* **DESCRIPTION OF THE TASK**
Would you reproduce each line below exactly, leaving every picture out?

App and web page records
************

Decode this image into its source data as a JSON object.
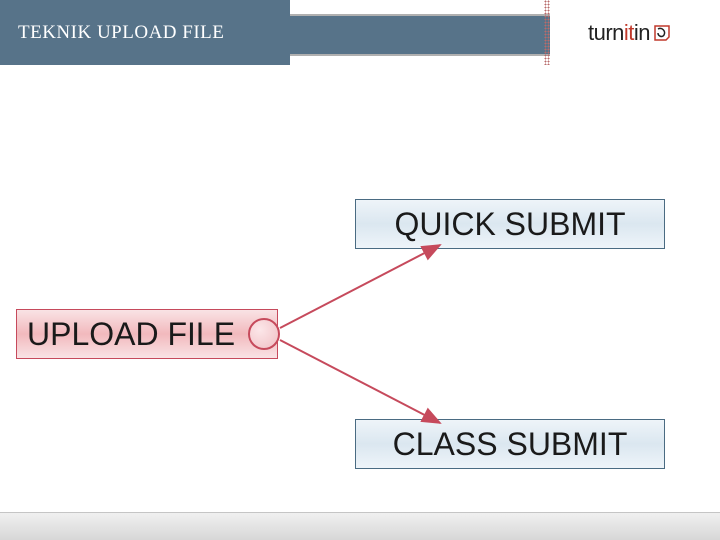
{
  "header": {
    "title": "TEKNIK UPLOAD FILE",
    "brand_black": "turn",
    "brand_red": "it",
    "brand_black2": "in"
  },
  "diagram": {
    "source_label": "UPLOAD FILE",
    "target1_label": "QUICK SUBMIT",
    "target2_label": "CLASS SUBMIT"
  },
  "colors": {
    "header_bg": "#577389",
    "accent_red": "#c64a5c",
    "node_border_blue": "#4a6b82"
  }
}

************

* **SOLUTION TO THIS PROBLEM**
Decode this image into its source data as a JSON object.
{
  "header": {
    "title": "TEKNIK UPLOAD FILE",
    "brand_black": "turn",
    "brand_red": "it",
    "brand_black2": "in"
  },
  "diagram": {
    "source_label": "UPLOAD FILE",
    "target1_label": "QUICK SUBMIT",
    "target2_label": "CLASS SUBMIT"
  },
  "colors": {
    "header_bg": "#577389",
    "accent_red": "#c64a5c",
    "node_border_blue": "#4a6b82"
  }
}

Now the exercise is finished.